Source data:
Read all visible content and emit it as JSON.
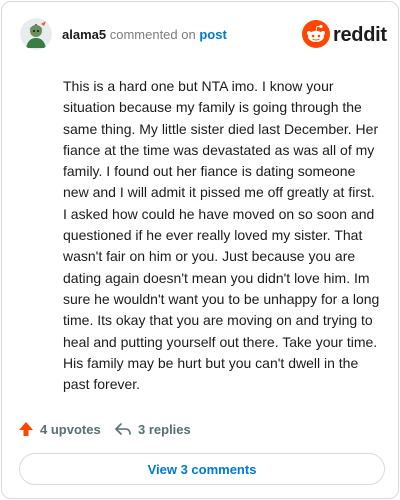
{
  "header": {
    "username": "alama5",
    "verb": "commented on",
    "post_link": "post",
    "brand": "reddit"
  },
  "comment": {
    "body": "This is a hard one but NTA imo. I know your situation because my family is going through the same thing. My little sister died last December. Her fiance at the time was devastated as was all of my family. I found out her fiance is dating someone new and I will admit it pissed me off greatly at first. I asked how could he have moved on so soon and questioned if he ever really loved my sister. That wasn't fair on him or you. Just because you are dating again doesn't mean you didn't love him. Im sure he wouldn't want you to be unhappy for a long time. Its okay that you are moving on and trying to heal and putting yourself out there. Take your time. His family may be hurt but you can't dwell in the past forever."
  },
  "actions": {
    "upvotes": "4 upvotes",
    "replies": "3 replies",
    "view_comments": "View 3 comments"
  },
  "colors": {
    "reddit_orange": "#ff4500",
    "upvote_orange": "#ff4500",
    "link_blue": "#0079d3",
    "muted_gray": "#576f76"
  }
}
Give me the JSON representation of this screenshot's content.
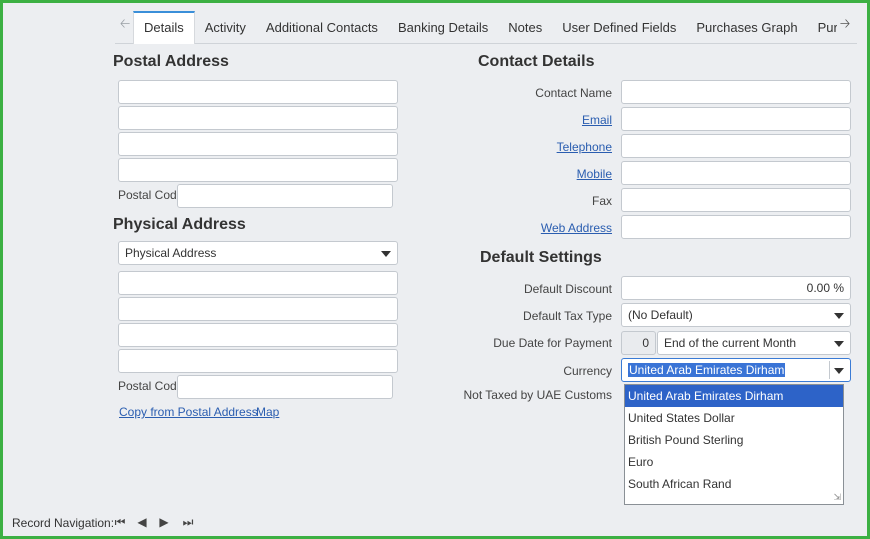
{
  "tabs": [
    "Details",
    "Activity",
    "Additional Contacts",
    "Banking Details",
    "Notes",
    "User Defined Fields",
    "Purchases Graph",
    "Purchase O"
  ],
  "postal": {
    "heading": "Postal Address",
    "postal_code_label": "Postal Code"
  },
  "physical": {
    "heading": "Physical Address",
    "select_value": "Physical Address",
    "postal_code_label": "Postal Code",
    "copy_link": "Copy from Postal Address",
    "map_link": "Map"
  },
  "contact": {
    "heading": "Contact Details",
    "contact_name_label": "Contact Name",
    "email_label": "Email",
    "telephone_label": "Telephone",
    "mobile_label": "Mobile",
    "fax_label": "Fax",
    "web_label": "Web Address"
  },
  "defaults": {
    "heading": "Default Settings",
    "discount_label": "Default Discount",
    "discount_value": "0.00 %",
    "tax_label": "Default Tax Type",
    "tax_value": "(No Default)",
    "due_label": "Due Date for Payment",
    "due_days": "0",
    "due_value": "End of the current Month",
    "currency_label": "Currency",
    "currency_value": "United Arab Emirates Dirham",
    "not_taxed_label": "Not Taxed by UAE Customs"
  },
  "currency_options": [
    "United Arab Emirates Dirham",
    "United States Dollar",
    "British Pound Sterling",
    "Euro",
    "South African Rand"
  ],
  "record_nav_label": "Record Navigation:",
  "icons": {
    "tab_left": "arrow-left-icon",
    "tab_right": "arrow-right-icon",
    "first": "first-record-icon",
    "prev": "previous-record-icon",
    "next": "next-record-icon",
    "last": "last-record-icon"
  }
}
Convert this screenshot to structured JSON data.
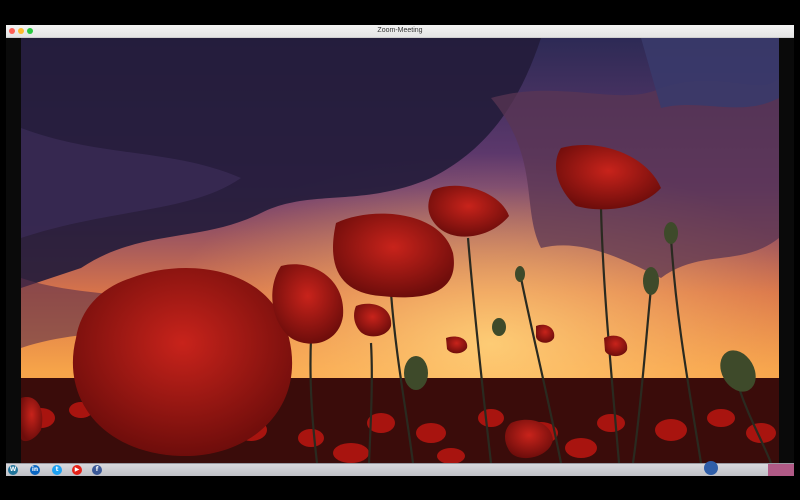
{
  "window": {
    "title": "Zoom-Meeting"
  },
  "video": {
    "description_icon": "shared-screen-video"
  },
  "taskbar": {
    "icons": [
      {
        "name": "wordpress-icon",
        "glyph": "W",
        "color": "#21759b"
      },
      {
        "name": "linkedin-icon",
        "glyph": "in",
        "color": "#0a66c2"
      },
      {
        "name": "twitter-icon",
        "glyph": "t",
        "color": "#1da1f2"
      },
      {
        "name": "youtube-icon",
        "glyph": "▶",
        "color": "#e62117"
      },
      {
        "name": "facebook-icon",
        "glyph": "f",
        "color": "#3b5998"
      }
    ],
    "accent_color": "#b05a86"
  },
  "colors": {
    "close": "#fe5f57",
    "minimize": "#febc2e",
    "maximize": "#28c840"
  }
}
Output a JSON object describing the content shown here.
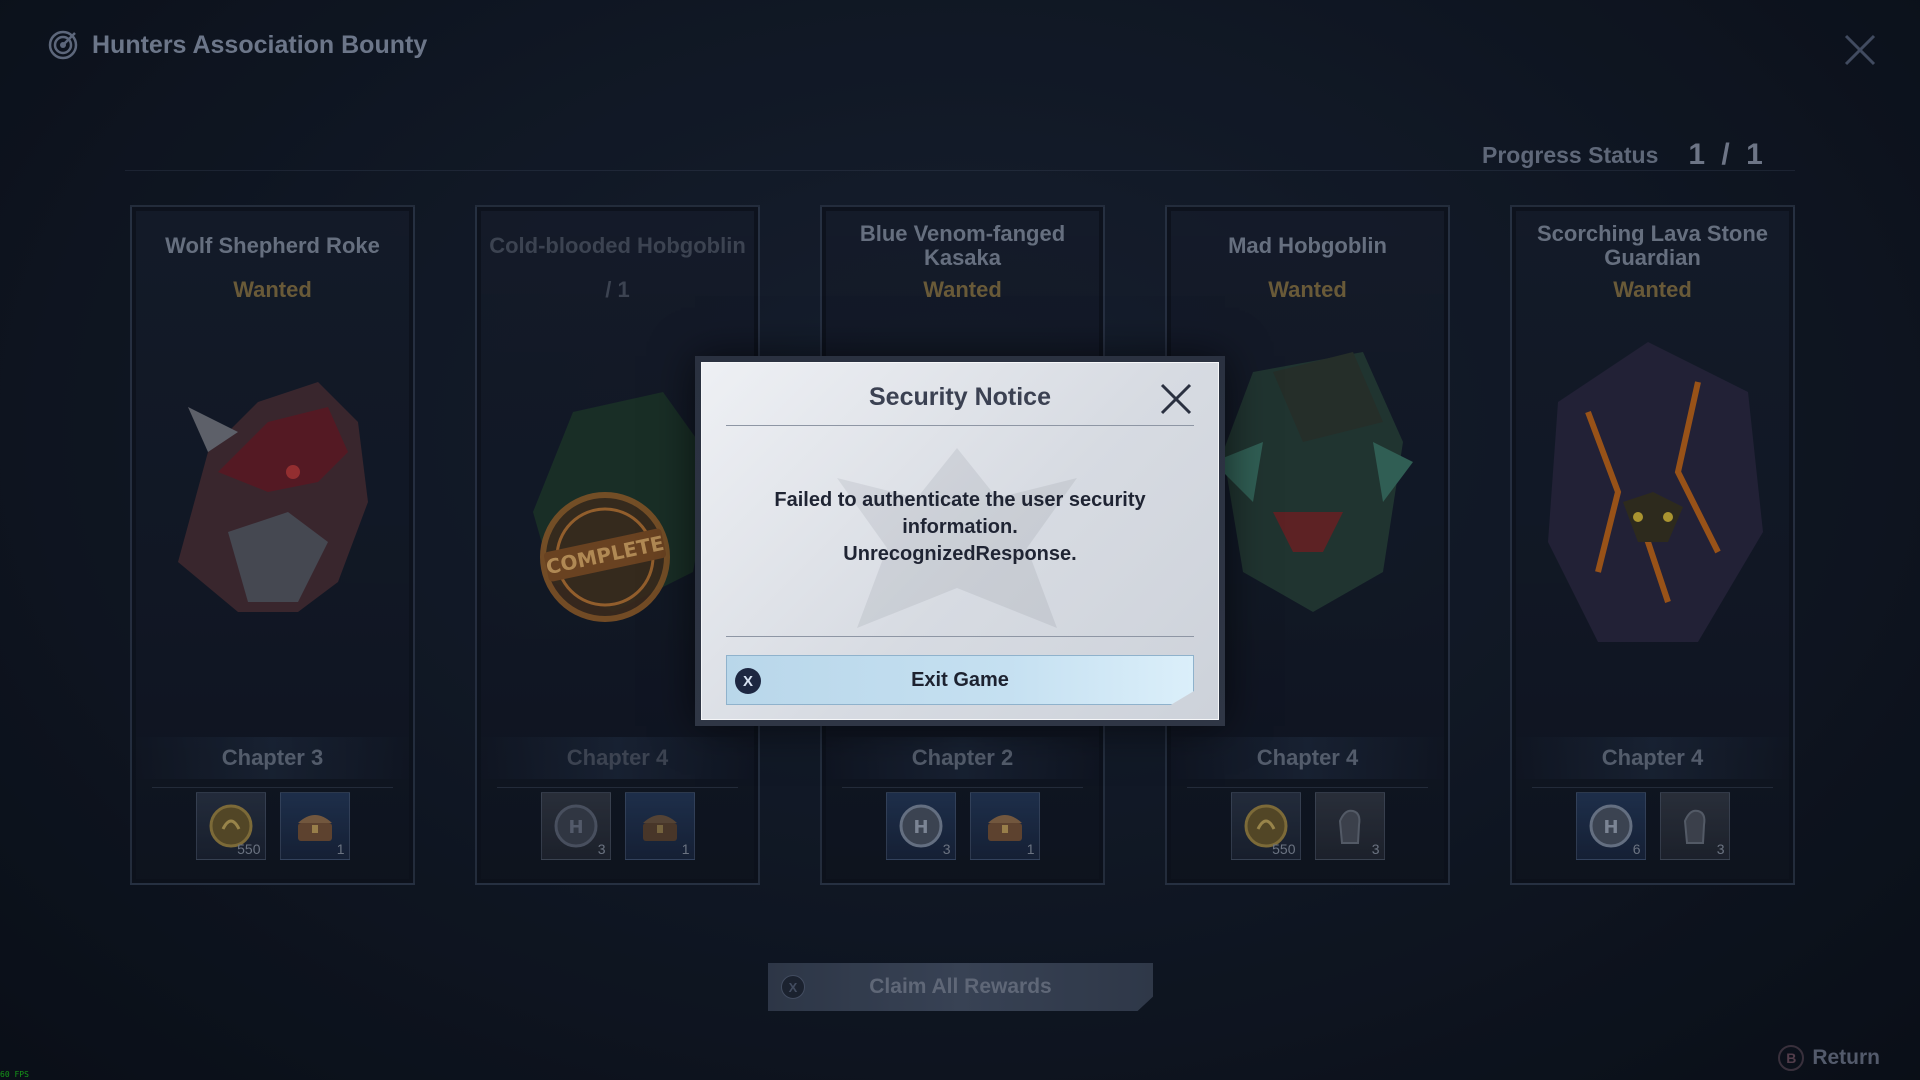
{
  "header": {
    "title": "Hunters Association Bounty"
  },
  "progress": {
    "label": "Progress Status",
    "value": "1 / 1"
  },
  "cards": [
    {
      "name": "Wolf Shepherd Roke",
      "status": "Wanted",
      "chapter": "Chapter 3",
      "rewards": [
        {
          "icon": "gold-coin-icon",
          "count": "550"
        },
        {
          "icon": "treasure-chest-icon",
          "count": "1"
        }
      ]
    },
    {
      "name": "Cold-blooded Hobgoblin",
      "status": "/ 1",
      "chapter": "Chapter 4",
      "stamp": "COMPLETE",
      "rewards": [
        {
          "icon": "hunter-token-icon",
          "count": "3"
        },
        {
          "icon": "treasure-chest-icon",
          "count": "1"
        }
      ]
    },
    {
      "name": "Blue Venom-fanged Kasaka",
      "status": "Wanted",
      "chapter": "Chapter 2",
      "rewards": [
        {
          "icon": "hunter-token-icon",
          "count": "3"
        },
        {
          "icon": "treasure-chest-icon",
          "count": "1"
        }
      ]
    },
    {
      "name": "Mad Hobgoblin",
      "status": "Wanted",
      "chapter": "Chapter 4",
      "rewards": [
        {
          "icon": "gold-coin-icon",
          "count": "550"
        },
        {
          "icon": "gauntlet-icon",
          "count": "3"
        }
      ]
    },
    {
      "name": "Scorching Lava Stone Guardian",
      "status": "Wanted",
      "chapter": "Chapter 4",
      "rewards": [
        {
          "icon": "hunter-token-icon",
          "count": "6"
        },
        {
          "icon": "gauntlet-icon",
          "count": "3"
        }
      ]
    }
  ],
  "claim": {
    "label": "Claim All Rewards",
    "key": "X"
  },
  "return_btn": {
    "label": "Return",
    "key": "B"
  },
  "fps": "60 FPS",
  "dialog": {
    "title": "Security Notice",
    "message_lines": [
      "Failed to authenticate the user security",
      "information.",
      "UnrecognizedResponse."
    ],
    "button_label": "Exit Game",
    "button_key": "X"
  },
  "colors": {
    "wanted": "#8a7444",
    "dialog_button": "#c5e0f1",
    "accent_dark": "#1d2741"
  }
}
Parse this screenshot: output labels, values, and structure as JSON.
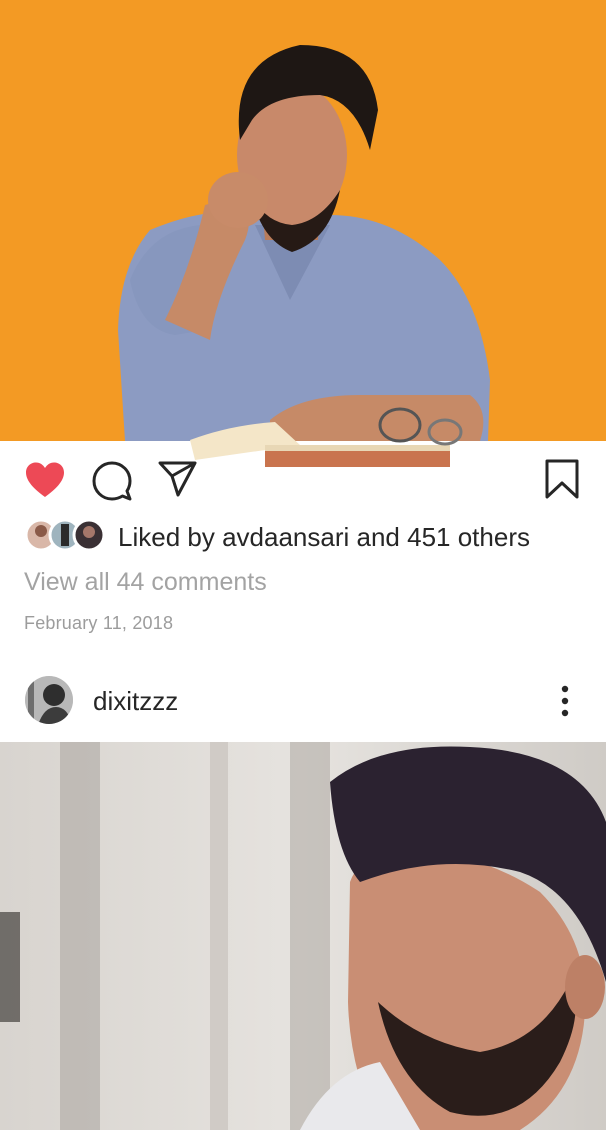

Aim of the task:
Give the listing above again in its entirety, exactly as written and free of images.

Result of the task:
Read all visible content and emit it as JSON.
{
  "header": {
    "username": "alama5",
    "verb": "commented on",
    "post_link": "post",
    "brand": "reddit"
  },
  "comment": {
    "body": "This is a hard one but NTA imo. I know your situation because my family is going through the same thing. My little sister died last December. Her fiance at the time was devastated as was all of my family. I found out her fiance is dating someone new and I will admit it pissed me off greatly at first. I asked how could he have moved on so soon and questioned if he ever really loved my sister. That wasn't fair on him or you. Just because you are dating again doesn't mean you didn't love him. Im sure he wouldn't want you to be unhappy for a long time. Its okay that you are moving on and trying to heal and putting yourself out there. Take your time. His family may be hurt but you can't dwell in the past forever."
  },
  "actions": {
    "upvotes": "4 upvotes",
    "replies": "3 replies",
    "view_comments": "View 3 comments"
  },
  "colors": {
    "reddit_orange": "#ff4500",
    "upvote_orange": "#ff4500",
    "link_blue": "#0079d3",
    "muted_gray": "#576f76"
  }
}
Give me the JSON representation of this screenshot's content.
{
  "tabs": [
    "Details",
    "Activity",
    "Additional Contacts",
    "Banking Details",
    "Notes",
    "User Defined Fields",
    "Purchases Graph",
    "Purchase O"
  ],
  "postal": {
    "heading": "Postal Address",
    "postal_code_label": "Postal Code"
  },
  "physical": {
    "heading": "Physical Address",
    "select_value": "Physical Address",
    "postal_code_label": "Postal Code",
    "copy_link": "Copy from Postal Address",
    "map_link": "Map"
  },
  "contact": {
    "heading": "Contact Details",
    "contact_name_label": "Contact Name",
    "email_label": "Email",
    "telephone_label": "Telephone",
    "mobile_label": "Mobile",
    "fax_label": "Fax",
    "web_label": "Web Address"
  },
  "defaults": {
    "heading": "Default Settings",
    "discount_label": "Default Discount",
    "discount_value": "0.00 %",
    "tax_label": "Default Tax Type",
    "tax_value": "(No Default)",
    "due_label": "Due Date for Payment",
    "due_days": "0",
    "due_value": "End of the current Month",
    "currency_label": "Currency",
    "currency_value": "United Arab Emirates Dirham",
    "not_taxed_label": "Not Taxed by UAE Customs"
  },
  "currency_options": [
    "United Arab Emirates Dirham",
    "United States Dollar",
    "British Pound Sterling",
    "Euro",
    "South African Rand"
  ],
  "record_nav_label": "Record Navigation:",
  "icons": {
    "tab_left": "arrow-left-icon",
    "tab_right": "arrow-right-icon",
    "first": "first-record-icon",
    "prev": "previous-record-icon",
    "next": "next-record-icon",
    "last": "last-record-icon"
  }
}
Convert this screenshot to structured JSON data.
{
  "window": {
    "title": "Zoom-Meeting"
  },
  "video": {
    "description_icon": "shared-screen-video"
  },
  "taskbar": {
    "icons": [
      {
        "name": "wordpress-icon",
        "glyph": "W",
        "color": "#21759b"
      },
      {
        "name": "linkedin-icon",
        "glyph": "in",
        "color": "#0a66c2"
      },
      {
        "name": "twitter-icon",
        "glyph": "t",
        "color": "#1da1f2"
      },
      {
        "name": "youtube-icon",
        "glyph": "▶",
        "color": "#e62117"
      },
      {
        "name": "facebook-icon",
        "glyph": "f",
        "color": "#3b5998"
      }
    ],
    "accent_color": "#b05a86"
  },
  "colors": {
    "close": "#fe5f57",
    "minimize": "#febc2e",
    "maximize": "#28c840"
  }
}
Output a JSON object describing the content shown here.
{
  "header": {
    "title": "Hunters Association Bounty"
  },
  "progress": {
    "label": "Progress Status",
    "value": "1 / 1"
  },
  "cards": [
    {
      "name": "Wolf Shepherd Roke",
      "status": "Wanted",
      "chapter": "Chapter 3",
      "rewards": [
        {
          "icon": "gold-coin-icon",
          "count": "550"
        },
        {
          "icon": "treasure-chest-icon",
          "count": "1"
        }
      ]
    },
    {
      "name": "Cold-blooded Hobgoblin",
      "status": "/ 1",
      "chapter": "Chapter 4",
      "stamp": "COMPLETE",
      "rewards": [
        {
          "icon": "hunter-token-icon",
          "count": "3"
        },
        {
          "icon": "treasure-chest-icon",
          "count": "1"
        }
      ]
    },
    {
      "name": "Blue Venom-fanged Kasaka",
      "status": "Wanted",
      "chapter": "Chapter 2",
      "rewards": [
        {
          "icon": "hunter-token-icon",
          "count": "3"
        },
        {
          "icon": "treasure-chest-icon",
          "count": "1"
        }
      ]
    },
    {
      "name": "Mad Hobgoblin",
      "status": "Wanted",
      "chapter": "Chapter 4",
      "rewards": [
        {
          "icon": "gold-coin-icon",
          "count": "550"
        },
        {
          "icon": "gauntlet-icon",
          "count": "3"
        }
      ]
    },
    {
      "name": "Scorching Lava Stone Guardian",
      "status": "Wanted",
      "chapter": "Chapter 4",
      "rewards": [
        {
          "icon": "hunter-token-icon",
          "count": "6"
        },
        {
          "icon": "gauntlet-icon",
          "count": "3"
        }
      ]
    }
  ],
  "claim": {
    "label": "Claim All Rewards",
    "key": "X"
  },
  "return_btn": {
    "label": "Return",
    "key": "B"
  },
  "fps": "60 FPS",
  "dialog": {
    "title": "Security Notice",
    "message_lines": [
      "Failed to authenticate the user security",
      "information.",
      "UnrecognizedResponse."
    ],
    "button_label": "Exit Game",
    "button_key": "X"
  },
  "colors": {
    "wanted": "#8a7444",
    "dialog_button": "#c5e0f1",
    "accent_dark": "#1d2741"
  }
}
Parse this screenshot: output labels, values, and structure as JSON.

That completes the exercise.